The patient with cancer pain typically presents a complex pain syndrome composed of multiple physical causes. Anger, anxiety and depression are also common accompaniments and also need to be managed to reduce the sufferings of these patients.

The treatment of cancer pain is therefore be multimodal incorporating optimal combinations of analgesics, adjuvant analgesic drugs, psychological and sociological support and other specific treatments. Also as the disease is a dynamic process which will evolve from day-to-day, the treatment modalities are reviewed and newer modalities are added whenever required.
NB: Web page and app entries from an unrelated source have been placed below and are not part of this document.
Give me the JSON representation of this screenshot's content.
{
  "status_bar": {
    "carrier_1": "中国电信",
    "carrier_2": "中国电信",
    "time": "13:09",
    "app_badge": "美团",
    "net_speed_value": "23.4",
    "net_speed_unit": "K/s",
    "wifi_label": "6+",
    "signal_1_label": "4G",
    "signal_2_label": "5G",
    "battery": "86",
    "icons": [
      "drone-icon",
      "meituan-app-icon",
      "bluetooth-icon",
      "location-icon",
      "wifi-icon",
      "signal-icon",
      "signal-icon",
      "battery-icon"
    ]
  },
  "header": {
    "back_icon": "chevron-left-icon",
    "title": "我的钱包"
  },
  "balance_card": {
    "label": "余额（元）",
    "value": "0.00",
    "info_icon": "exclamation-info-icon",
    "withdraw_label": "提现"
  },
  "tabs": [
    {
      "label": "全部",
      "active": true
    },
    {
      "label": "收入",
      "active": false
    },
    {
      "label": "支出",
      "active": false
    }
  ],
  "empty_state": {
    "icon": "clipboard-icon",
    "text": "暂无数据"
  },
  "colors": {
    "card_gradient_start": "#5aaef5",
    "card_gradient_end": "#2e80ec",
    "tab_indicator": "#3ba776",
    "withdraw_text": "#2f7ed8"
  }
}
Most patients will require treatment with medicines which includes analgesics and adjuvant drugs. Analgesics are prescribed as per the WHO algorithm with opioids like morphine being the mainstay in moderate to severe pain. Adjuvant analgesics include NSAIDs, Psychotropic drugs such as anticonvulsants, antidepressants, corticosteroids etc.

Interventional pain procedures do have their role in managing some of the cancer pains and should be resorted to earlier rather than late. Visceral pains such as upper abdomen pain secondary to pancreatic, gall bladder and gut malignancy, pelvic pain, neuropathic pains secondary to cancer may respond to interventional procedures.

Neurolytic blocks are given commonly for managing cancer pain. These include Coeliac plexus block, Splanchnic block, Superior hypogastric block, Ganglion impar block etc.

Alcohol, Phenol, glycerol are the usual neurolytic agents which are used in such blocks.

In cases of Neuropathic pains such as brachial plexopathy secondary to breast cancer or lumbar plexopathy, a transforaminal epidural injection or a Pulsed Radiofrequency of dorsal root ganglion is known to provide pain relief if not responding to conservative management. The psychological and social support and specific cancer treatments such as chemotherapy or radiotherapy or surgical excision do have effect to reduce the cancer pain and associated sufferings.